“The regents scholarship, plus the job in chemistry, made me totally independent of the athletic department,” he said, and allowed him to stay on course with his studies while on the track team. “Remember — at this time, athletics was purely a sideline. The main thing was I was trying to get an education in the sciences.”
Right school at the time right time for the right man
LuValle felt lucky to be at a young university with fewer than 4,000 students. “I went to UCLA at the right time. … We had all the contact we wanted with every professor that taught courses.” Among his fellow students were Saul Winstein, later a winner of the National Medal of Science, and Glenn Seaborg, winner of the 1951 Nobel Prize in Chemistry. Both were teaching assistants in LuValle’s classes.
“I probably got the best education that I could have at UCLA. … You could go to work and do research for the profs by the time you were a sophomore,” he said in the oral history. “You became friends with your professors. You talked over your problems with them. They knew what you wanted to do, what you were interested in.”
Busy with classes and sports, he also joined the first group of students to serve as camp counselors at what is now UCLA UniCamp, a student-run summer camp for disadvantaged children. When Black students weren’t allowed to attend Elks Club dances, Provost Ernest Carroll Moore asked LuValle to intervene. It took a month and a half but he was able to quietly persuade club leaders to change that policy.
Having earned a master’s degree in chemistry and physics in 1937, LuValle began his doctoral work at Caltech after UCLA faculty members talked to celebrated chemistry pioneer Linus Pauling about taking on this talented student. Offered a graduate assistantship and support from the Julius Rosenwald Fund, LuValle jumped at the chance to work with the future double-Nobel laureate.
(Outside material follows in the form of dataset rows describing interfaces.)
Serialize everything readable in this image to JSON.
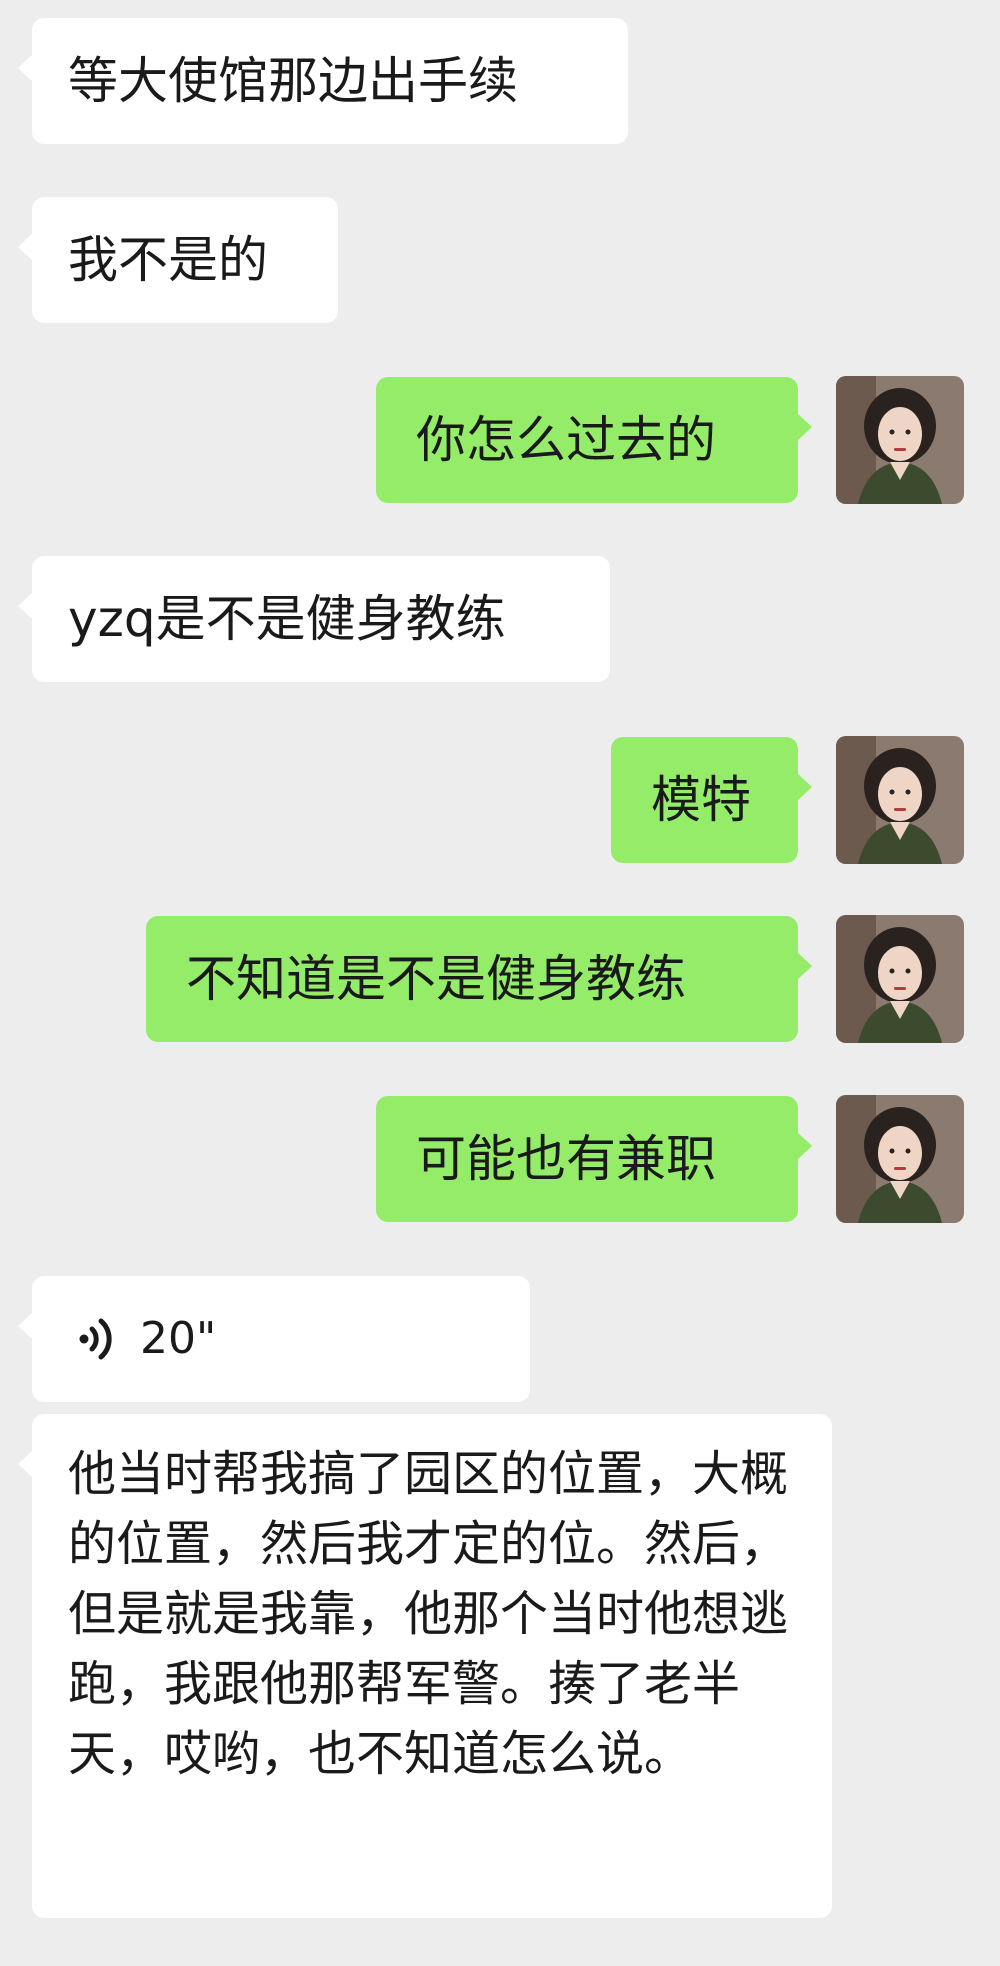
{
  "colors": {
    "background": "#ededed",
    "incoming_bubble": "#ffffff",
    "outgoing_bubble": "#95ec69",
    "text": "#1a1a1a"
  },
  "icons": {
    "voice": "voice-wave-icon",
    "avatar": "user-avatar-photo"
  },
  "messages": [
    {
      "side": "in",
      "type": "text",
      "text": "等大使馆那边出手续"
    },
    {
      "side": "in",
      "type": "text",
      "text": "我不是的"
    },
    {
      "side": "out",
      "type": "text",
      "text": "你怎么过去的"
    },
    {
      "side": "in",
      "type": "text",
      "text": "yzq是不是健身教练"
    },
    {
      "side": "out",
      "type": "text",
      "text": "模特"
    },
    {
      "side": "out",
      "type": "text",
      "text": "不知道是不是健身教练"
    },
    {
      "side": "out",
      "type": "text",
      "text": "可能也有兼职"
    },
    {
      "side": "in",
      "type": "voice",
      "duration": "20\""
    },
    {
      "side": "in",
      "type": "text",
      "text": "他当时帮我搞了园区的位置，大概的位置，然后我才定的位。然后，但是就是我靠，他那个当时他想逃跑，我跟他那帮军警。揍了老半天，哎哟，也不知道怎么说。"
    }
  ]
}
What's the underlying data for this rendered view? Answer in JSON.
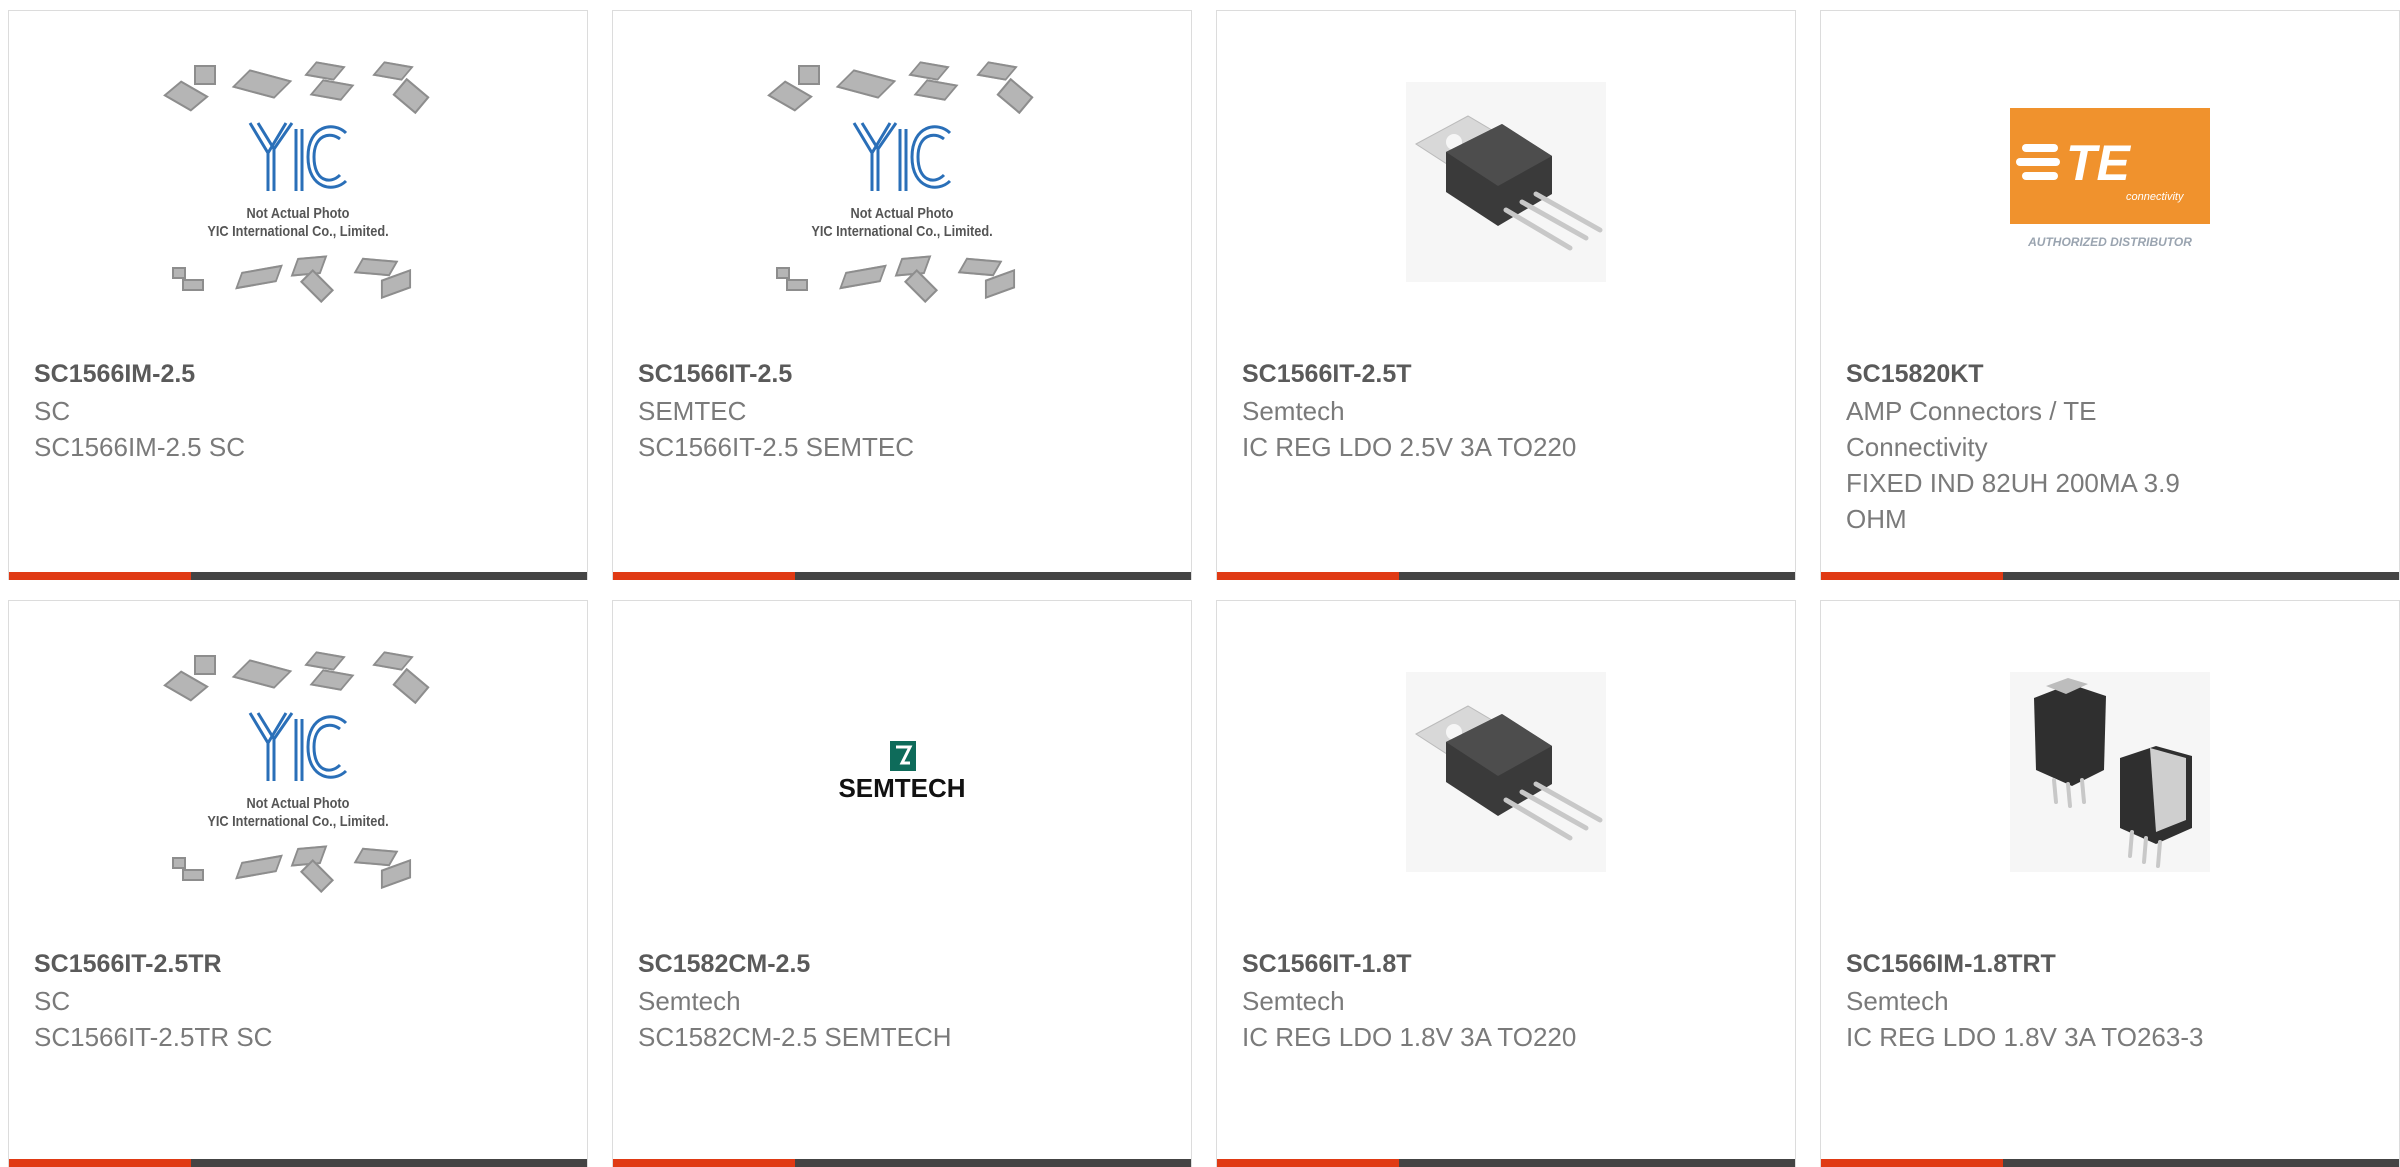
{
  "products": [
    {
      "part": "SC1566IM-2.5",
      "manufacturer": "SC",
      "description": "SC1566IM-2.5 SC",
      "image": "not-actual-photo",
      "photo_caption": [
        "Not Actual Photo",
        "YIC International Co., Limited."
      ],
      "logo_text": "YIC"
    },
    {
      "part": "SC1566IT-2.5",
      "manufacturer": "SEMTEC",
      "description": "SC1566IT-2.5 SEMTEC",
      "image": "not-actual-photo",
      "photo_caption": [
        "Not Actual Photo",
        "YIC International Co., Limited."
      ],
      "logo_text": "YIC"
    },
    {
      "part": "SC1566IT-2.5T",
      "manufacturer": "Semtech",
      "description": "IC REG LDO 2.5V 3A TO220",
      "image": "to220-package"
    },
    {
      "part": "SC15820KT",
      "manufacturer": "AMP Connectors / TE Connectivity",
      "description": "FIXED IND 82UH 200MA 3.9 OHM",
      "image": "te-connectivity-logo",
      "logo_text": "TE",
      "logo_subtext": "connectivity",
      "logo_caption": "AUTHORIZED DISTRIBUTOR"
    },
    {
      "part": "SC1566IT-2.5TR",
      "manufacturer": "SC",
      "description": "SC1566IT-2.5TR SC",
      "image": "not-actual-photo",
      "photo_caption": [
        "Not Actual Photo",
        "YIC International Co., Limited."
      ],
      "logo_text": "YIC"
    },
    {
      "part": "SC1582CM-2.5",
      "manufacturer": "Semtech",
      "description": "SC1582CM-2.5 SEMTECH",
      "image": "semtech-logo",
      "logo_text": "SEMTECH"
    },
    {
      "part": "SC1566IT-1.8T",
      "manufacturer": "Semtech",
      "description": "IC REG LDO 1.8V 3A TO220",
      "image": "to220-package"
    },
    {
      "part": "SC1566IM-1.8TRT",
      "manufacturer": "Semtech",
      "description": "IC REG LDO 1.8V 3A TO263-3",
      "image": "d2pak-package"
    }
  ],
  "colors": {
    "accent": "#e03a14",
    "bar": "#444444",
    "part_text": "#5a5a5a",
    "meta_text": "#7a7a7a",
    "yic_blue": "#2a6fb8",
    "te_orange": "#f0922d",
    "semtech_teal": "#0e6b5a"
  }
}
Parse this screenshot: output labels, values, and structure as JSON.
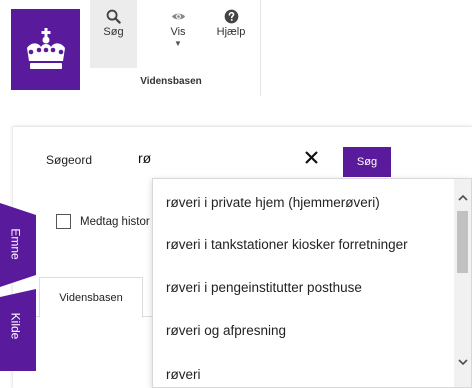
{
  "ribbon": {
    "search_label": "Søg",
    "view_label": "Vis",
    "help_label": "Hjælp",
    "group_label": "Vidensbasen"
  },
  "search": {
    "label": "Søgeord",
    "value": "rø",
    "button_label": "Søg"
  },
  "options": {
    "include_history_label": "Medtag histor",
    "include_history_checked": false
  },
  "tabs": [
    {
      "label": "Vidensbasen"
    }
  ],
  "side_tabs": {
    "topic_label": "Emne",
    "source_label": "Kilde"
  },
  "autocomplete": {
    "items": [
      "røveri i private hjem (hjemmerøveri)",
      "røveri i tankstationer kiosker forretninger",
      "røveri i pengeinstitutter posthuse",
      "røveri og afpresning",
      "røveri"
    ]
  },
  "colors": {
    "brand": "#5a1a9c"
  }
}
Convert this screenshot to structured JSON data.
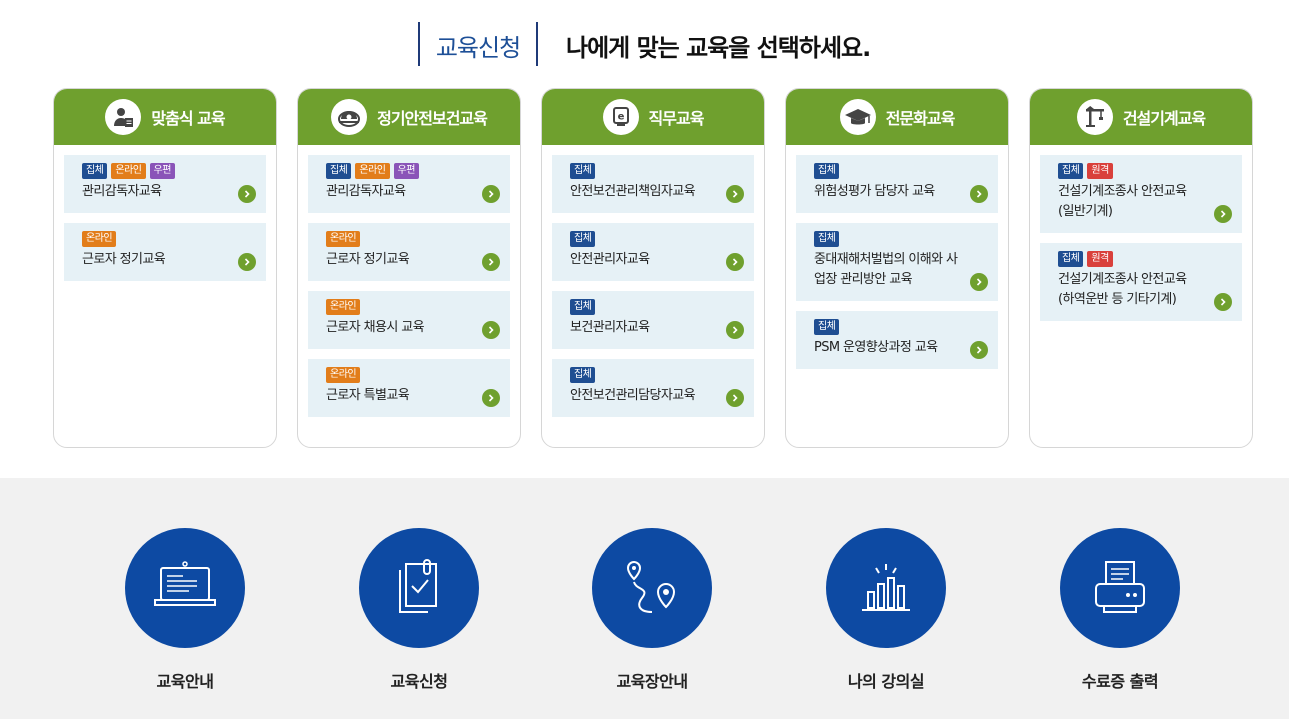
{
  "heading": {
    "label": "교육신청",
    "title": "나에게 맞는 교육을 선택하세요."
  },
  "colors": {
    "accent_green": "#6fa02e",
    "navy": "#1f4e92",
    "orange": "#e27d1a",
    "purple": "#8a54b8",
    "red": "#d9403b",
    "item_bg": "#e6f1f6",
    "circle_blue": "#0d4aa3"
  },
  "cards": [
    {
      "title": "맞춤식 교육",
      "icon": "person-document-icon",
      "items": [
        {
          "badges": [
            "집체",
            "온라인",
            "우편"
          ],
          "text": "관리감독자교육"
        },
        {
          "badges": [
            "온라인"
          ],
          "text": "근로자 정기교육"
        }
      ]
    },
    {
      "title": "정기안전보건교육",
      "icon": "safety-helmet-icon",
      "items": [
        {
          "badges": [
            "집체",
            "온라인",
            "우편"
          ],
          "text": "관리감독자교육"
        },
        {
          "badges": [
            "온라인"
          ],
          "text": "근로자 정기교육"
        },
        {
          "badges": [
            "온라인"
          ],
          "text": "근로자 채용시 교육"
        },
        {
          "badges": [
            "온라인"
          ],
          "text": "근로자 특별교육"
        }
      ]
    },
    {
      "title": "직무교육",
      "icon": "monitor-e-icon",
      "items": [
        {
          "badges": [
            "집체"
          ],
          "text": "안전보건관리책임자교육"
        },
        {
          "badges": [
            "집체"
          ],
          "text": "안전관리자교육"
        },
        {
          "badges": [
            "집체"
          ],
          "text": "보건관리자교육"
        },
        {
          "badges": [
            "집체"
          ],
          "text": "안전보건관리담당자교육"
        }
      ]
    },
    {
      "title": "전문화교육",
      "icon": "graduation-cap-icon",
      "items": [
        {
          "badges": [
            "집체"
          ],
          "text": "위험성평가 담당자 교육"
        },
        {
          "badges": [
            "집체"
          ],
          "text": "중대재해처벌법의 이해와 사업장 관리방안 교육"
        },
        {
          "badges": [
            "집체"
          ],
          "text": "PSM 운영향상과정 교육"
        }
      ]
    },
    {
      "title": "건설기계교육",
      "icon": "crane-icon",
      "items": [
        {
          "badges": [
            "집체",
            "원격"
          ],
          "text": "건설기계조종사 안전교육 (일반기계)"
        },
        {
          "badges": [
            "집체",
            "원격"
          ],
          "text": "건설기계조종사 안전교육 (하역운반 등 기타기계)"
        }
      ]
    }
  ],
  "quick_links": [
    {
      "label": "교육안내",
      "icon": "laptop-icon"
    },
    {
      "label": "교육신청",
      "icon": "clipboard-check-icon"
    },
    {
      "label": "교육장안내",
      "icon": "map-route-icon"
    },
    {
      "label": "나의 강의실",
      "icon": "bar-chart-icon"
    },
    {
      "label": "수료증 출력",
      "icon": "printer-icon"
    }
  ]
}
Under Pauling’s guidance, LuValle worked on solving the problem of resonance in conjugated unsaturated organic molecules containing oxygen. In his research journal, he proposed new investigations to uncover the structure of proteins using X-ray and denaturation techniques.
Throughout his long career at various universities and industry research labs, he applied his expertise in photochemistry, electron diffraction, magnetic resonance, solid-state physics and neurochemistry. Joining the National Defense Research Committee, he worked at the University of Chicago and Caltech on devising instruments to monitor carbon dioxide in planes.
Before he retired from Stanford University, he served as its director of undergraduate chemistry laboratories and developed summer programs for students of color, among other endeavors. A graduate student he mentored, Janet Stemwedel, wrote in a Scientific American blog: “With all of those accomplishments under his belt … he wasn’t afraid to dig back to his experience of what it was like to be a graduate student, to remember the uncertainty, frustration and fear… “
LuValle said a lesson he learned early from his mother helped him get through tough times like these.
“My mother believed that I could accomplish anything I set out to do. My mother insisted that I think of myself as a human being, as an American citizen, not as an ethnic person at all, not as a Black, not as a Protestant. … She insisted that … if I had a job, I should give 100 percent of myself to that job, regardless of what the job was.”